BERLIN, Sept. 19 (Xinhua) — German Chancellor Angela Merkel's CDU party was hit by a second electoral blow in two weeks in the Berlin state-city vote on Sunday, highlighting an increasing pressure on her open-door refugee policy.

The loss Merkel's conservative party suffered in the Berlin polls, following the vote in early September in the eastern state of Mecklenburg-Vorpommern, turned largely into a gain for the anti-immigrant Alternative of Germany (AfD).

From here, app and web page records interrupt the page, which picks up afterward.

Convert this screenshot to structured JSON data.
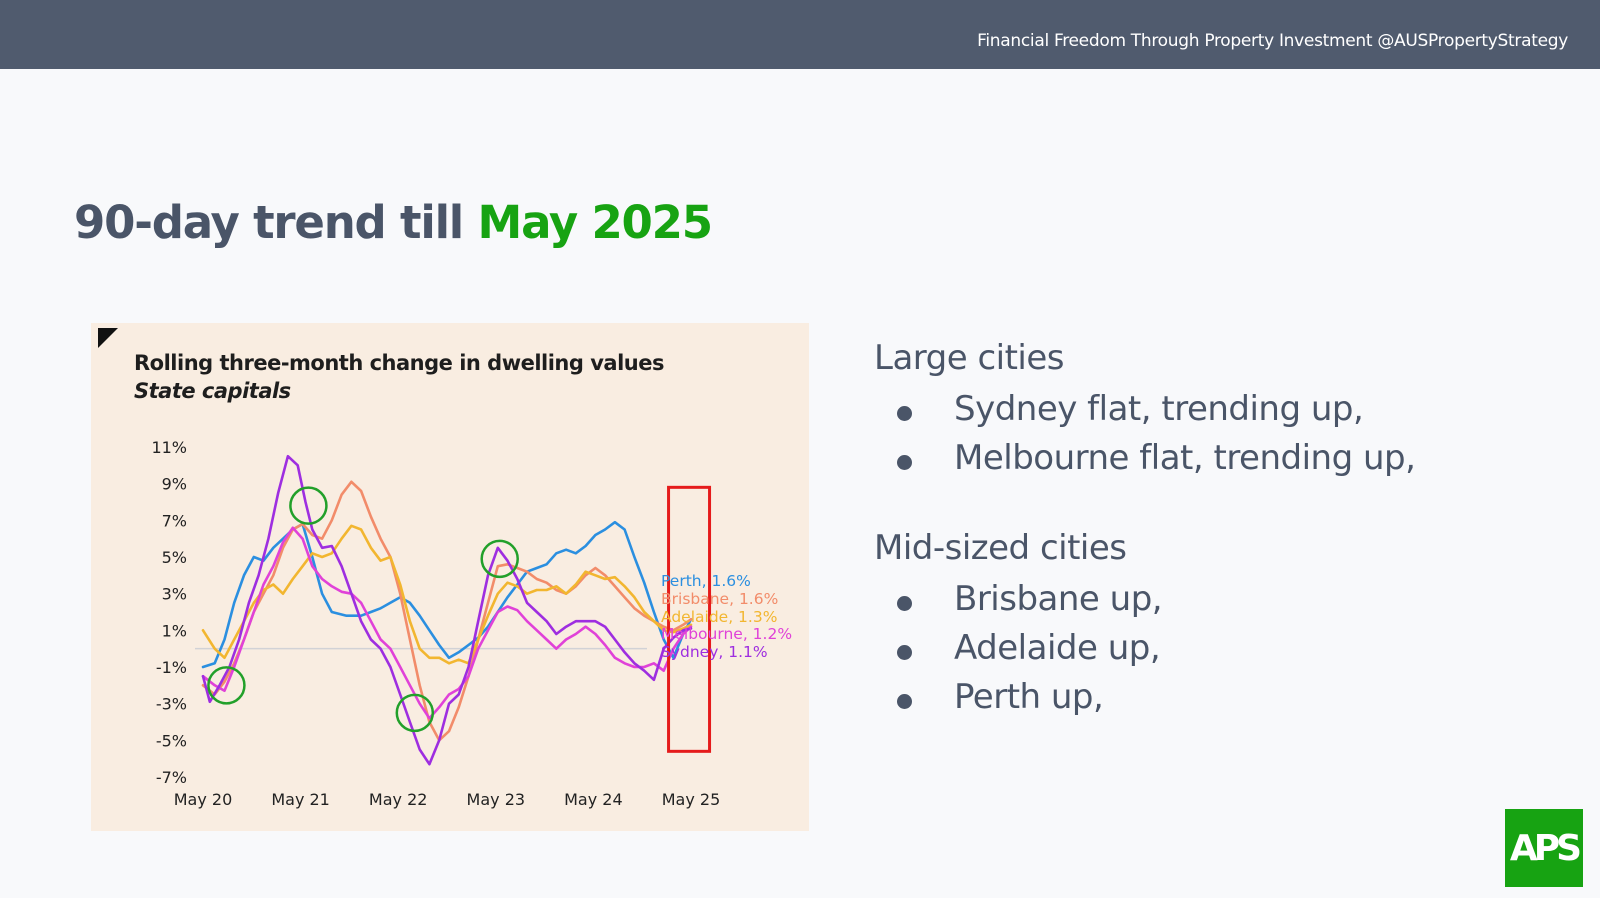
{
  "header": {
    "tagline": "Financial Freedom Through Property Investment @AUSPropertyStrategy"
  },
  "slide": {
    "title_prefix": "90-day trend till ",
    "title_accent": "May 2025"
  },
  "chart_data": {
    "type": "line",
    "title": "Rolling three-month change in dwelling values",
    "subtitle": "State capitals",
    "ylim": [
      -7,
      11
    ],
    "yticks": [
      11,
      9,
      7,
      5,
      3,
      1,
      -1,
      -3,
      -5,
      -7
    ],
    "ytick_labels": [
      "11%",
      "9%",
      "7%",
      "5%",
      "3%",
      "1%",
      "-1%",
      "-3%",
      "-5%",
      "-7%"
    ],
    "xlim": [
      2020.33,
      2025.42
    ],
    "xticks": [
      2020.33,
      2021.33,
      2022.33,
      2023.33,
      2024.33,
      2025.33
    ],
    "xtick_labels": [
      "May 20",
      "May 21",
      "May 22",
      "May 23",
      "May 24",
      "May 25"
    ],
    "grid": false,
    "zero_line": true,
    "series": [
      {
        "name": "Perth",
        "label": "Perth, 1.6%",
        "color": "#2b8fe0",
        "x": [
          2020.33,
          2020.45,
          2020.55,
          2020.65,
          2020.75,
          2020.85,
          2020.95,
          2021.05,
          2021.15,
          2021.25,
          2021.35,
          2021.45,
          2021.55,
          2021.65,
          2021.8,
          2021.95,
          2022.05,
          2022.15,
          2022.25,
          2022.35,
          2022.45,
          2022.55,
          2022.65,
          2022.75,
          2022.85,
          2022.95,
          2023.05,
          2023.15,
          2023.25,
          2023.35,
          2023.45,
          2023.55,
          2023.65,
          2023.75,
          2023.85,
          2023.95,
          2024.05,
          2024.15,
          2024.25,
          2024.35,
          2024.45,
          2024.55,
          2024.65,
          2024.75,
          2024.85,
          2024.95,
          2025.05,
          2025.15,
          2025.25,
          2025.33
        ],
        "y": [
          -1.0,
          -0.8,
          0.5,
          2.5,
          4.0,
          5.0,
          4.8,
          5.5,
          6.0,
          6.5,
          6.8,
          5.0,
          3.0,
          2.0,
          1.8,
          1.8,
          2.0,
          2.2,
          2.5,
          2.8,
          2.5,
          1.8,
          1.0,
          0.2,
          -0.5,
          -0.2,
          0.2,
          0.6,
          1.2,
          2.0,
          2.8,
          3.5,
          4.2,
          4.4,
          4.6,
          5.2,
          5.4,
          5.2,
          5.6,
          6.2,
          6.5,
          6.9,
          6.5,
          5.0,
          3.6,
          2.0,
          0.5,
          -0.5,
          0.8,
          1.6
        ]
      },
      {
        "name": "Brisbane",
        "label": "Brisbane, 1.6%",
        "color": "#f28c6a",
        "x": [
          2020.33,
          2020.45,
          2020.55,
          2020.65,
          2020.75,
          2020.85,
          2020.95,
          2021.05,
          2021.15,
          2021.25,
          2021.35,
          2021.45,
          2021.55,
          2021.65,
          2021.75,
          2021.85,
          2021.95,
          2022.05,
          2022.15,
          2022.25,
          2022.35,
          2022.45,
          2022.55,
          2022.65,
          2022.75,
          2022.85,
          2022.95,
          2023.05,
          2023.15,
          2023.25,
          2023.35,
          2023.45,
          2023.55,
          2023.65,
          2023.75,
          2023.85,
          2023.95,
          2024.05,
          2024.15,
          2024.25,
          2024.35,
          2024.45,
          2024.55,
          2024.65,
          2024.75,
          2024.85,
          2024.95,
          2025.05,
          2025.15,
          2025.25,
          2025.33
        ],
        "y": [
          -2.0,
          -2.5,
          -1.8,
          -0.8,
          0.5,
          2.0,
          3.0,
          4.0,
          5.5,
          6.5,
          6.8,
          6.2,
          6.0,
          7.0,
          8.4,
          9.1,
          8.6,
          7.2,
          6.0,
          5.0,
          3.0,
          0.5,
          -2.0,
          -4.0,
          -5.0,
          -4.5,
          -3.2,
          -1.5,
          0.5,
          2.5,
          4.5,
          4.6,
          4.4,
          4.2,
          3.8,
          3.6,
          3.2,
          3.0,
          3.4,
          4.0,
          4.4,
          4.0,
          3.4,
          2.8,
          2.2,
          1.8,
          1.5,
          1.2,
          1.0,
          1.3,
          1.6
        ]
      },
      {
        "name": "Adelaide",
        "label": "Adelaide, 1.3%",
        "color": "#f2b630",
        "x": [
          2020.33,
          2020.45,
          2020.55,
          2020.65,
          2020.75,
          2020.85,
          2020.95,
          2021.05,
          2021.15,
          2021.25,
          2021.35,
          2021.45,
          2021.55,
          2021.65,
          2021.75,
          2021.85,
          2021.95,
          2022.05,
          2022.15,
          2022.25,
          2022.35,
          2022.45,
          2022.55,
          2022.65,
          2022.75,
          2022.85,
          2022.95,
          2023.05,
          2023.15,
          2023.25,
          2023.35,
          2023.45,
          2023.55,
          2023.65,
          2023.75,
          2023.85,
          2023.95,
          2024.05,
          2024.15,
          2024.25,
          2024.35,
          2024.45,
          2024.55,
          2024.65,
          2024.75,
          2024.85,
          2024.95,
          2025.05,
          2025.15,
          2025.25,
          2025.33
        ],
        "y": [
          1.0,
          0.0,
          -0.5,
          0.5,
          1.5,
          2.5,
          3.2,
          3.5,
          3.0,
          3.8,
          4.5,
          5.2,
          5.0,
          5.2,
          6.0,
          6.7,
          6.5,
          5.5,
          4.8,
          5.0,
          3.5,
          1.5,
          0.0,
          -0.5,
          -0.5,
          -0.8,
          -0.6,
          -0.8,
          0.5,
          1.8,
          3.0,
          3.6,
          3.4,
          3.0,
          3.2,
          3.2,
          3.4,
          3.0,
          3.5,
          4.2,
          4.0,
          3.8,
          3.9,
          3.4,
          2.8,
          2.0,
          1.5,
          1.0,
          0.9,
          1.1,
          1.3
        ]
      },
      {
        "name": "Melbourne",
        "label": "Melbourne, 1.2%",
        "color": "#e042d8",
        "x": [
          2020.33,
          2020.45,
          2020.55,
          2020.65,
          2020.75,
          2020.85,
          2020.95,
          2021.05,
          2021.15,
          2021.25,
          2021.35,
          2021.45,
          2021.55,
          2021.65,
          2021.75,
          2021.85,
          2021.95,
          2022.05,
          2022.15,
          2022.25,
          2022.35,
          2022.45,
          2022.55,
          2022.65,
          2022.75,
          2022.85,
          2022.95,
          2023.05,
          2023.15,
          2023.25,
          2023.35,
          2023.45,
          2023.55,
          2023.65,
          2023.75,
          2023.85,
          2023.95,
          2024.05,
          2024.15,
          2024.25,
          2024.35,
          2024.45,
          2024.55,
          2024.65,
          2024.75,
          2024.85,
          2024.95,
          2025.05,
          2025.15,
          2025.25,
          2025.33
        ],
        "y": [
          -1.5,
          -2.0,
          -2.3,
          -1.0,
          0.5,
          2.0,
          3.5,
          4.5,
          5.8,
          6.6,
          6.0,
          4.5,
          3.8,
          3.4,
          3.1,
          3.0,
          2.5,
          1.5,
          0.5,
          0.0,
          -1.0,
          -2.0,
          -3.0,
          -3.8,
          -3.2,
          -2.5,
          -2.2,
          -1.5,
          0.0,
          1.0,
          2.0,
          2.3,
          2.1,
          1.5,
          1.0,
          0.5,
          0.0,
          0.5,
          0.8,
          1.2,
          0.8,
          0.2,
          -0.5,
          -0.8,
          -1.0,
          -1.0,
          -0.8,
          -1.2,
          0.0,
          0.8,
          1.2
        ]
      },
      {
        "name": "Sydney",
        "label": "Sydney, 1.1%",
        "color": "#9e2ee0",
        "x": [
          2020.33,
          2020.4,
          2020.5,
          2020.6,
          2020.7,
          2020.8,
          2020.9,
          2021.0,
          2021.1,
          2021.2,
          2021.3,
          2021.38,
          2021.45,
          2021.55,
          2021.65,
          2021.75,
          2021.85,
          2021.95,
          2022.05,
          2022.15,
          2022.25,
          2022.35,
          2022.45,
          2022.55,
          2022.65,
          2022.75,
          2022.85,
          2022.95,
          2023.05,
          2023.15,
          2023.25,
          2023.35,
          2023.45,
          2023.55,
          2023.65,
          2023.75,
          2023.85,
          2023.95,
          2024.05,
          2024.15,
          2024.25,
          2024.35,
          2024.45,
          2024.55,
          2024.65,
          2024.75,
          2024.85,
          2024.95,
          2025.05,
          2025.15,
          2025.25,
          2025.33
        ],
        "y": [
          -1.5,
          -2.9,
          -2.0,
          -1.0,
          0.5,
          2.5,
          4.0,
          6.0,
          8.5,
          10.5,
          10.0,
          8.0,
          6.5,
          5.5,
          5.6,
          4.5,
          3.0,
          1.5,
          0.5,
          0.0,
          -1.0,
          -2.5,
          -4.0,
          -5.5,
          -6.3,
          -5.0,
          -3.0,
          -2.5,
          -1.0,
          1.5,
          4.0,
          5.5,
          4.8,
          3.8,
          2.5,
          2.0,
          1.5,
          0.8,
          1.2,
          1.5,
          1.5,
          1.5,
          1.2,
          0.5,
          -0.2,
          -0.8,
          -1.2,
          -1.7,
          0.0,
          0.6,
          1.0,
          1.1
        ]
      }
    ],
    "annotations": [
      {
        "shape": "circle",
        "x": 2020.57,
        "y": -2.0,
        "color": "#22a02a"
      },
      {
        "shape": "circle",
        "x": 2021.41,
        "y": 7.8,
        "color": "#22a02a"
      },
      {
        "shape": "circle",
        "x": 2022.5,
        "y": -3.5,
        "color": "#22a02a"
      },
      {
        "shape": "circle",
        "x": 2023.37,
        "y": 4.9,
        "color": "#22a02a"
      },
      {
        "shape": "rect",
        "x0": 2025.1,
        "x1": 2025.52,
        "y0": -5.6,
        "y1": 8.8,
        "color": "#e51b1b"
      }
    ]
  },
  "panel": {
    "large_heading": "Large cities",
    "large_items": [
      "Sydney flat, trending up,",
      "Melbourne flat, trending up,"
    ],
    "mid_heading": "Mid-sized cities",
    "mid_items": [
      "Brisbane up,",
      "Adelaide up,",
      "Perth up,"
    ]
  },
  "logo": {
    "text": "APS"
  },
  "colors": {
    "topbar": "#505b6e",
    "accent": "#17a312",
    "text": "#4a5568",
    "card_bg": "#f9ede1"
  }
}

In Sunday's vote, support for the Christian Democratic Union dropped to 17.6 percent from 23.3 percent in the last election in 2011, the lowest since 1990. Meanwhile, a 14.2 percent of the vote enabled the three-year-old right-wing AfD to enter Berlin's state parliament, the 10th among Germany's 16 states.

Berlin's traditionally strongest Social Democrats also recorded a fall in support, to a record low of 21.6 percent from 28.3 percent, and is unlikely to continue the current coalition with their junior partner, the CDU.

With one year away from a federal election, the outcome raised pressure on Merkel as well as doubt about a fourth term for the most powerful leader in the European Union.

It adds fuel to the dispute over Merkel's migrant policy between Christian Democrats and their traditional ruling partner, the Christian Social Union (CSU) in Bavaria, whose call for an annual cap of 200,000 refugees has been rejected by Merkel.

The CSU's Bavarian finance minister Markus Soeder called the Berlin vote result another "massive wake-up call".

"A long-term and massive loss in trust among traditional voters threatens the conservative bloc," he told the Bild daily, while urging changes in Merkel's migrant policy to win back support.

Berlin hosts over 70,000 of the 1 million asylum seekers Germany took in last year. German media reported that a poll found about 22 percent of those voting for the AfD in Berlin supported the CDU in 2011.

"From zero to double digits, that's unique for Berlin. The grand coalition has been voted out — not yet at the national level, but that will happen next year," said AfD candidate Georg Pazderski to supporters after the Sunday results.

Berlin's SPD Mayor Michael Mueller had warned before the vote that a strong AfD result would be "seen throughout the world as a sign of the resurgence of the right and of Nazis in Germany."